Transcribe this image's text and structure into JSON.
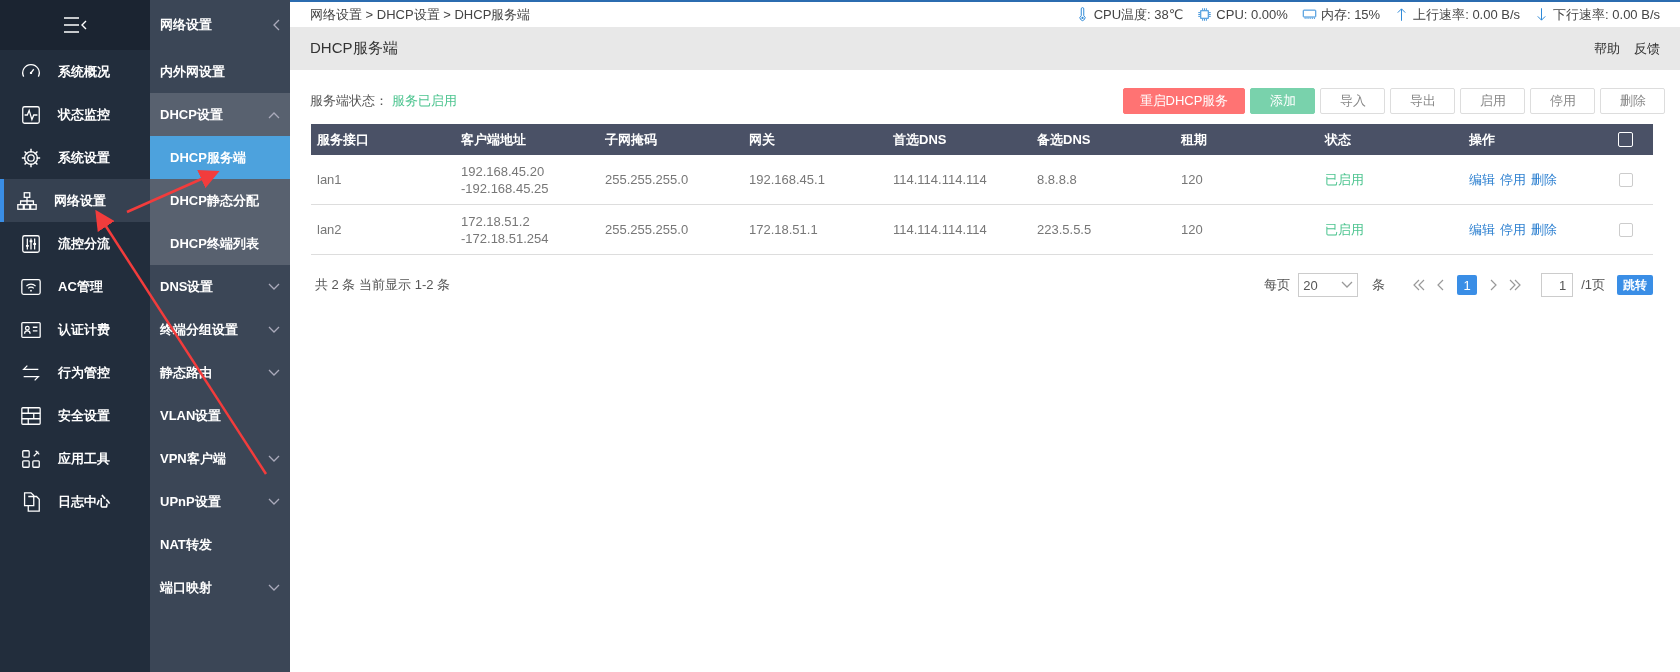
{
  "sidebar": {
    "menu": [
      {
        "label": "系统概况",
        "kind": "gauge",
        "selected": false
      },
      {
        "label": "状态监控",
        "kind": "pulse",
        "selected": false
      },
      {
        "label": "系统设置",
        "kind": "gear",
        "selected": false
      },
      {
        "label": "网络设置",
        "kind": "network",
        "selected": true
      },
      {
        "label": "流控分流",
        "kind": "sliders",
        "selected": false
      },
      {
        "label": "AC管理",
        "kind": "wifi",
        "selected": false
      },
      {
        "label": "认证计费",
        "kind": "card",
        "selected": false
      },
      {
        "label": "行为管控",
        "kind": "arrows",
        "selected": false
      },
      {
        "label": "安全设置",
        "kind": "wall",
        "selected": false
      },
      {
        "label": "应用工具",
        "kind": "apps",
        "selected": false
      },
      {
        "label": "日志中心",
        "kind": "docs",
        "selected": false
      }
    ]
  },
  "submenu": {
    "title": "网络设置",
    "items": [
      {
        "label": "内外网设置",
        "expanded": false,
        "has_children": false
      },
      {
        "label": "DHCP设置",
        "expanded": true,
        "has_children": true,
        "children": [
          {
            "label": "DHCP服务端",
            "selected": true
          },
          {
            "label": "DHCP静态分配",
            "selected": false
          },
          {
            "label": "DHCP终端列表",
            "selected": false
          }
        ]
      },
      {
        "label": "DNS设置",
        "expanded": false,
        "has_children": true
      },
      {
        "label": "终端分组设置",
        "expanded": false,
        "has_children": true
      },
      {
        "label": "静态路由",
        "expanded": false,
        "has_children": true
      },
      {
        "label": "VLAN设置",
        "expanded": false,
        "has_children": false
      },
      {
        "label": "VPN客户端",
        "expanded": false,
        "has_children": true
      },
      {
        "label": "UPnP设置",
        "expanded": false,
        "has_children": true
      },
      {
        "label": "NAT转发",
        "expanded": false,
        "has_children": false
      },
      {
        "label": "端口映射",
        "expanded": false,
        "has_children": true
      }
    ]
  },
  "breadcrumb": "网络设置 > DHCP设置 > DHCP服务端",
  "stats": [
    {
      "kind": "thermometer",
      "text": "CPU温度: 38℃"
    },
    {
      "kind": "chip",
      "text": "CPU: 0.00%"
    },
    {
      "kind": "memory",
      "text": "内存: 15%"
    },
    {
      "kind": "up",
      "text": "上行速率: 0.00 B/s"
    },
    {
      "kind": "down",
      "text": "下行速率: 0.00 B/s"
    }
  ],
  "page_title": "DHCP服务端",
  "header_links": [
    "帮助",
    "反馈"
  ],
  "server_status": {
    "label": "服务端状态：",
    "value": "服务已启用"
  },
  "buttons": [
    {
      "label": "重启DHCP服务",
      "kind": "danger"
    },
    {
      "label": "添加",
      "kind": "success"
    },
    {
      "label": "导入",
      "kind": "default"
    },
    {
      "label": "导出",
      "kind": "default"
    },
    {
      "label": "启用",
      "kind": "default"
    },
    {
      "label": "停用",
      "kind": "default"
    },
    {
      "label": "删除",
      "kind": "default"
    }
  ],
  "table": {
    "columns": [
      "服务接口",
      "客户端地址",
      "子网掩码",
      "网关",
      "首选DNS",
      "备选DNS",
      "租期",
      "状态",
      "操作"
    ],
    "header_checked": false,
    "rows": [
      {
        "cells": [
          "lan1",
          "192.168.45.20\n-192.168.45.25",
          "255.255.255.0",
          "192.168.45.1",
          "114.114.114.114",
          "8.8.8.8",
          "120"
        ],
        "status": "已启用",
        "actions": [
          "编辑",
          "停用",
          "删除"
        ],
        "checked": false
      },
      {
        "cells": [
          "lan2",
          "172.18.51.2\n-172.18.51.254",
          "255.255.255.0",
          "172.18.51.1",
          "114.114.114.114",
          "223.5.5.5",
          "120"
        ],
        "status": "已启用",
        "actions": [
          "编辑",
          "停用",
          "删除"
        ],
        "checked": false
      }
    ]
  },
  "pagination": {
    "summary": "共 2 条 当前显示 1-2 条",
    "per_page_label": "每页",
    "per_page": "20",
    "unit": "条",
    "pages": [
      {
        "label": "1",
        "selected": true
      }
    ],
    "jump_value": "1",
    "total_pages": "/1页",
    "jump_button": "跳转"
  }
}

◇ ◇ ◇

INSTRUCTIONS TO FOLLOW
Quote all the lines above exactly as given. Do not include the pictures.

REPLY
Transcribe this image's text and structure into JSON.
{
  "sidebar": {
    "menu": [
      {
        "label": "系统概况",
        "kind": "gauge",
        "selected": false
      },
      {
        "label": "状态监控",
        "kind": "pulse",
        "selected": false
      },
      {
        "label": "系统设置",
        "kind": "gear",
        "selected": false
      },
      {
        "label": "网络设置",
        "kind": "network",
        "selected": true
      },
      {
        "label": "流控分流",
        "kind": "sliders",
        "selected": false
      },
      {
        "label": "AC管理",
        "kind": "wifi",
        "selected": false
      },
      {
        "label": "认证计费",
        "kind": "card",
        "selected": false
      },
      {
        "label": "行为管控",
        "kind": "arrows",
        "selected": false
      },
      {
        "label": "安全设置",
        "kind": "wall",
        "selected": false
      },
      {
        "label": "应用工具",
        "kind": "apps",
        "selected": false
      },
      {
        "label": "日志中心",
        "kind": "docs",
        "selected": false
      }
    ]
  },
  "submenu": {
    "title": "网络设置",
    "items": [
      {
        "label": "内外网设置",
        "expanded": false,
        "has_children": false
      },
      {
        "label": "DHCP设置",
        "expanded": true,
        "has_children": true,
        "children": [
          {
            "label": "DHCP服务端",
            "selected": true
          },
          {
            "label": "DHCP静态分配",
            "selected": false
          },
          {
            "label": "DHCP终端列表",
            "selected": false
          }
        ]
      },
      {
        "label": "DNS设置",
        "expanded": false,
        "has_children": true
      },
      {
        "label": "终端分组设置",
        "expanded": false,
        "has_children": true
      },
      {
        "label": "静态路由",
        "expanded": false,
        "has_children": true
      },
      {
        "label": "VLAN设置",
        "expanded": false,
        "has_children": false
      },
      {
        "label": "VPN客户端",
        "expanded": false,
        "has_children": true
      },
      {
        "label": "UPnP设置",
        "expanded": false,
        "has_children": true
      },
      {
        "label": "NAT转发",
        "expanded": false,
        "has_children": false
      },
      {
        "label": "端口映射",
        "expanded": false,
        "has_children": true
      }
    ]
  },
  "breadcrumb": "网络设置 > DHCP设置 > DHCP服务端",
  "stats": [
    {
      "kind": "thermometer",
      "text": "CPU温度: 38℃"
    },
    {
      "kind": "chip",
      "text": "CPU: 0.00%"
    },
    {
      "kind": "memory",
      "text": "内存: 15%"
    },
    {
      "kind": "up",
      "text": "上行速率: 0.00 B/s"
    },
    {
      "kind": "down",
      "text": "下行速率: 0.00 B/s"
    }
  ],
  "page_title": "DHCP服务端",
  "header_links": [
    "帮助",
    "反馈"
  ],
  "server_status": {
    "label": "服务端状态：",
    "value": "服务已启用"
  },
  "buttons": [
    {
      "label": "重启DHCP服务",
      "kind": "danger"
    },
    {
      "label": "添加",
      "kind": "success"
    },
    {
      "label": "导入",
      "kind": "default"
    },
    {
      "label": "导出",
      "kind": "default"
    },
    {
      "label": "启用",
      "kind": "default"
    },
    {
      "label": "停用",
      "kind": "default"
    },
    {
      "label": "删除",
      "kind": "default"
    }
  ],
  "table": {
    "columns": [
      "服务接口",
      "客户端地址",
      "子网掩码",
      "网关",
      "首选DNS",
      "备选DNS",
      "租期",
      "状态",
      "操作"
    ],
    "header_checked": false,
    "rows": [
      {
        "cells": [
          "lan1",
          "192.168.45.20\n-192.168.45.25",
          "255.255.255.0",
          "192.168.45.1",
          "114.114.114.114",
          "8.8.8.8",
          "120"
        ],
        "status": "已启用",
        "actions": [
          "编辑",
          "停用",
          "删除"
        ],
        "checked": false
      },
      {
        "cells": [
          "lan2",
          "172.18.51.2\n-172.18.51.254",
          "255.255.255.0",
          "172.18.51.1",
          "114.114.114.114",
          "223.5.5.5",
          "120"
        ],
        "status": "已启用",
        "actions": [
          "编辑",
          "停用",
          "删除"
        ],
        "checked": false
      }
    ]
  },
  "pagination": {
    "summary": "共 2 条 当前显示 1-2 条",
    "per_page_label": "每页",
    "per_page": "20",
    "unit": "条",
    "pages": [
      {
        "label": "1",
        "selected": true
      }
    ],
    "jump_value": "1",
    "total_pages": "/1页",
    "jump_button": "跳转"
  }
}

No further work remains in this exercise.